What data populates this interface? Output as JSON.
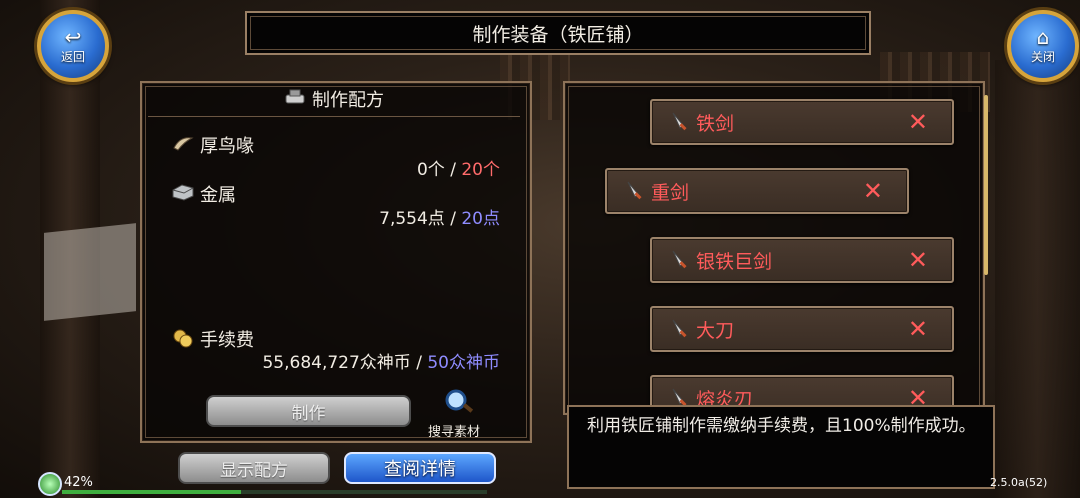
{
  "top": {
    "back_label": "返回",
    "close_label": "关闭",
    "title": "制作装备（铁匠铺）"
  },
  "recipe": {
    "heading": "制作配方",
    "materials": [
      {
        "name": "厚鸟喙",
        "have": "0个",
        "sep": " / ",
        "need": "20个",
        "need_color": "#ff6b6b"
      },
      {
        "name": "金属",
        "have": "7,554点",
        "sep": " / ",
        "need": "20点",
        "need_color": "#8f8cff"
      }
    ],
    "fee": {
      "label": "手续费",
      "have": "55,684,727众神币",
      "sep": " / ",
      "need": "50众神币",
      "need_color": "#8f8cff"
    },
    "craft_label": "制作",
    "search_label": "搜寻素材"
  },
  "bottom": {
    "show_recipe_label": "显示配方",
    "details_label": "查阅详情",
    "battery": "42%",
    "battery_level": 0.42,
    "version": "2.5.0a(52)"
  },
  "items": [
    {
      "name": "铁剑"
    },
    {
      "name": "重剑"
    },
    {
      "name": "银铁巨剑"
    },
    {
      "name": "大刀"
    },
    {
      "name": "熔炎刃"
    }
  ],
  "info": {
    "text": "利用铁匠铺制作需缴纳手续费，且100%制作成功。"
  }
}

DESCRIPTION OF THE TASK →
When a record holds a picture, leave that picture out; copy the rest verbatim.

ANSWER TO THIS EXERCISE →
What data populates this interface? Output as JSON.
{
  "top": {
    "back_label": "返回",
    "close_label": "关闭",
    "title": "制作装备（铁匠铺）"
  },
  "recipe": {
    "heading": "制作配方",
    "materials": [
      {
        "name": "厚鸟喙",
        "have": "0个",
        "sep": " / ",
        "need": "20个",
        "need_color": "#ff6b6b"
      },
      {
        "name": "金属",
        "have": "7,554点",
        "sep": " / ",
        "need": "20点",
        "need_color": "#8f8cff"
      }
    ],
    "fee": {
      "label": "手续费",
      "have": "55,684,727众神币",
      "sep": " / ",
      "need": "50众神币",
      "need_color": "#8f8cff"
    },
    "craft_label": "制作",
    "search_label": "搜寻素材"
  },
  "bottom": {
    "show_recipe_label": "显示配方",
    "details_label": "查阅详情",
    "battery": "42%",
    "battery_level": 0.42,
    "version": "2.5.0a(52)"
  },
  "items": [
    {
      "name": "铁剑"
    },
    {
      "name": "重剑"
    },
    {
      "name": "银铁巨剑"
    },
    {
      "name": "大刀"
    },
    {
      "name": "熔炎刃"
    }
  ],
  "info": {
    "text": "利用铁匠铺制作需缴纳手续费，且100%制作成功。"
  }
}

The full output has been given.